GIVEN RECORDS:
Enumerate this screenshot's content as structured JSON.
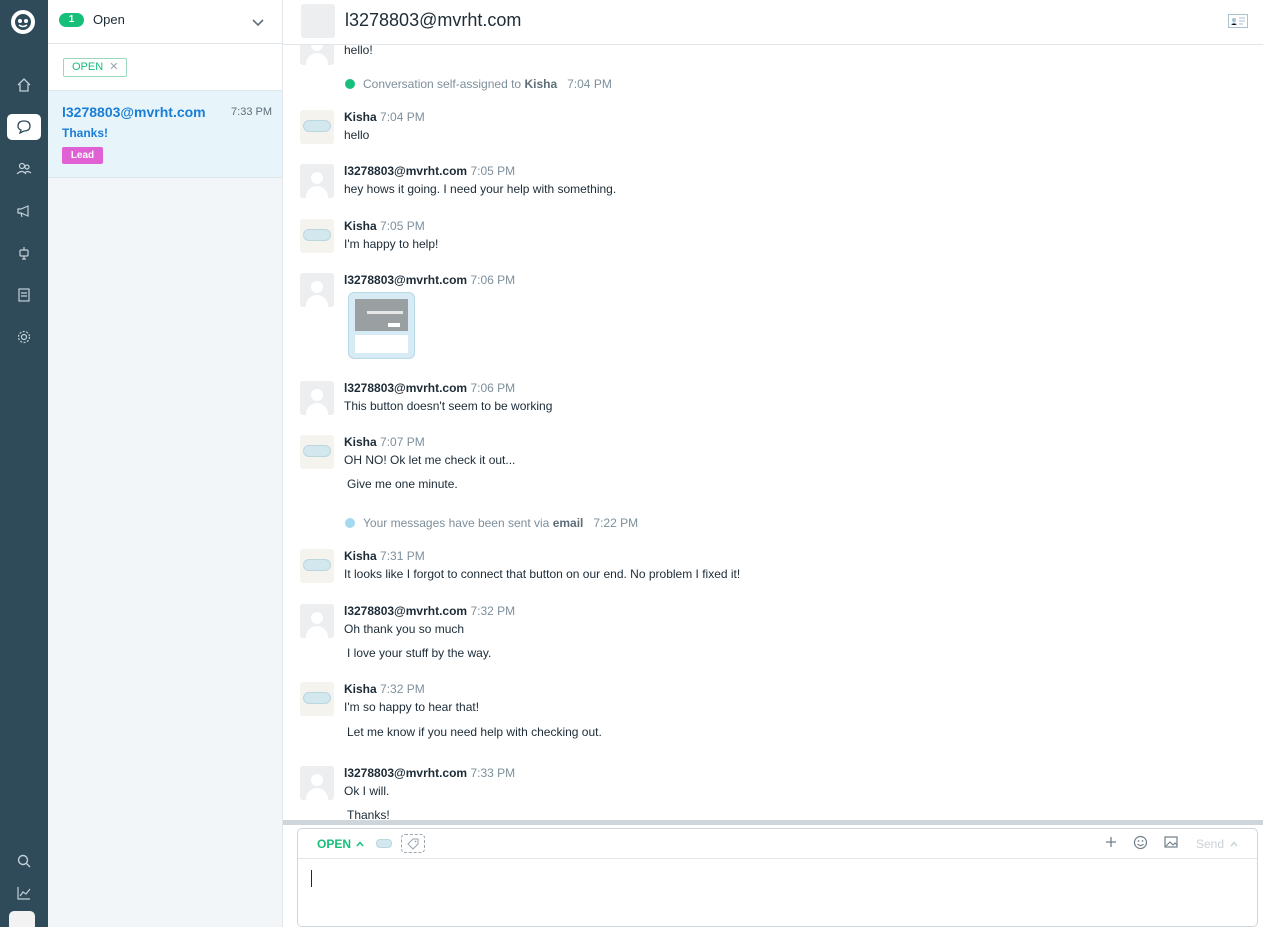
{
  "sidebar": {
    "logo_icon": "logo-icon",
    "items": [
      {
        "name": "home",
        "icon": "home-icon"
      },
      {
        "name": "inbox",
        "icon": "chat-icon",
        "active": true
      },
      {
        "name": "people",
        "icon": "people-icon"
      },
      {
        "name": "campaigns",
        "icon": "megaphone-icon"
      },
      {
        "name": "bots",
        "icon": "bot-icon"
      },
      {
        "name": "articles",
        "icon": "book-icon"
      },
      {
        "name": "settings",
        "icon": "gear-icon"
      }
    ],
    "bottom": [
      {
        "name": "search",
        "icon": "search-icon"
      },
      {
        "name": "reports",
        "icon": "chart-icon"
      }
    ]
  },
  "list": {
    "count": "1",
    "status_label": "Open",
    "filter_chip": "OPEN",
    "filter_chip_close": "✕",
    "conversations": [
      {
        "email": "l3278803@mvrht.com",
        "time": "7:33 PM",
        "preview": "Thanks!",
        "tag": "Lead"
      }
    ]
  },
  "header": {
    "title": "l3278803@mvrht.com"
  },
  "thread": {
    "partial_top": "hello!",
    "system_assigned": {
      "text": "Conversation self-assigned to",
      "who": "Kisha",
      "time": "7:04 PM"
    },
    "messages": [
      {
        "author": "Kisha",
        "time": "7:04 PM",
        "lines": [
          "hello"
        ]
      },
      {
        "author": "l3278803@mvrht.com",
        "time": "7:05 PM",
        "lines": [
          "hey hows it going. I need your help with something."
        ]
      },
      {
        "author": "Kisha",
        "time": "7:05 PM",
        "lines": [
          "I'm happy to help!"
        ]
      },
      {
        "author": "l3278803@mvrht.com",
        "time": "7:06 PM",
        "lines": []
      },
      {
        "author": "l3278803@mvrht.com",
        "time": "7:06 PM",
        "lines": [
          "This button doesn't seem to be working"
        ]
      },
      {
        "author": "Kisha",
        "time": "7:07 PM",
        "lines": [
          "OH NO! Ok let me check it out...",
          "Give me one minute."
        ]
      },
      {
        "author": "Kisha",
        "time": "7:31 PM",
        "lines": [
          "It looks like I forgot to connect that button on our end. No problem I fixed it!"
        ]
      },
      {
        "author": "l3278803@mvrht.com",
        "time": "7:32 PM",
        "lines": [
          "Oh thank you so much",
          "I love your stuff by the way."
        ]
      },
      {
        "author": "Kisha",
        "time": "7:32 PM",
        "lines": [
          "I'm so happy to hear that!",
          "Let me know if you need help with checking out."
        ]
      },
      {
        "author": "l3278803@mvrht.com",
        "time": "7:33 PM",
        "lines": [
          "Ok I will.",
          "Thanks!"
        ]
      }
    ],
    "system_email": {
      "text": "Your messages have been sent via",
      "channel": "email",
      "time": "7:22 PM"
    }
  },
  "composer": {
    "status": "OPEN",
    "send_label": "Send",
    "text": ""
  },
  "colors": {
    "rail": "#2f4b5a",
    "accent_green": "#16c07a",
    "link_blue": "#1a7dd6",
    "lead_pink": "#e061d3",
    "system_email_dot": "#a4d9ef"
  }
}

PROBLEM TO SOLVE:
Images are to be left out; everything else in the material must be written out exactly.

SOLUTION TO THE EXERCISE:
Enumerate this screenshot's content as structured JSON.
{
  "sidebar": {
    "logo_icon": "logo-icon",
    "items": [
      {
        "name": "home",
        "icon": "home-icon"
      },
      {
        "name": "inbox",
        "icon": "chat-icon",
        "active": true
      },
      {
        "name": "people",
        "icon": "people-icon"
      },
      {
        "name": "campaigns",
        "icon": "megaphone-icon"
      },
      {
        "name": "bots",
        "icon": "bot-icon"
      },
      {
        "name": "articles",
        "icon": "book-icon"
      },
      {
        "name": "settings",
        "icon": "gear-icon"
      }
    ],
    "bottom": [
      {
        "name": "search",
        "icon": "search-icon"
      },
      {
        "name": "reports",
        "icon": "chart-icon"
      }
    ]
  },
  "list": {
    "count": "1",
    "status_label": "Open",
    "filter_chip": "OPEN",
    "filter_chip_close": "✕",
    "conversations": [
      {
        "email": "l3278803@mvrht.com",
        "time": "7:33 PM",
        "preview": "Thanks!",
        "tag": "Lead"
      }
    ]
  },
  "header": {
    "title": "l3278803@mvrht.com"
  },
  "thread": {
    "partial_top": "hello!",
    "system_assigned": {
      "text": "Conversation self-assigned to",
      "who": "Kisha",
      "time": "7:04 PM"
    },
    "messages": [
      {
        "author": "Kisha",
        "time": "7:04 PM",
        "lines": [
          "hello"
        ]
      },
      {
        "author": "l3278803@mvrht.com",
        "time": "7:05 PM",
        "lines": [
          "hey hows it going. I need your help with something."
        ]
      },
      {
        "author": "Kisha",
        "time": "7:05 PM",
        "lines": [
          "I'm happy to help!"
        ]
      },
      {
        "author": "l3278803@mvrht.com",
        "time": "7:06 PM",
        "lines": []
      },
      {
        "author": "l3278803@mvrht.com",
        "time": "7:06 PM",
        "lines": [
          "This button doesn't seem to be working"
        ]
      },
      {
        "author": "Kisha",
        "time": "7:07 PM",
        "lines": [
          "OH NO! Ok let me check it out...",
          "Give me one minute."
        ]
      },
      {
        "author": "Kisha",
        "time": "7:31 PM",
        "lines": [
          "It looks like I forgot to connect that button on our end. No problem I fixed it!"
        ]
      },
      {
        "author": "l3278803@mvrht.com",
        "time": "7:32 PM",
        "lines": [
          "Oh thank you so much",
          "I love your stuff by the way."
        ]
      },
      {
        "author": "Kisha",
        "time": "7:32 PM",
        "lines": [
          "I'm so happy to hear that!",
          "Let me know if you need help with checking out."
        ]
      },
      {
        "author": "l3278803@mvrht.com",
        "time": "7:33 PM",
        "lines": [
          "Ok I will.",
          "Thanks!"
        ]
      }
    ],
    "system_email": {
      "text": "Your messages have been sent via",
      "channel": "email",
      "time": "7:22 PM"
    }
  },
  "composer": {
    "status": "OPEN",
    "send_label": "Send",
    "text": ""
  },
  "colors": {
    "rail": "#2f4b5a",
    "accent_green": "#16c07a",
    "link_blue": "#1a7dd6",
    "lead_pink": "#e061d3",
    "system_email_dot": "#a4d9ef"
  }
}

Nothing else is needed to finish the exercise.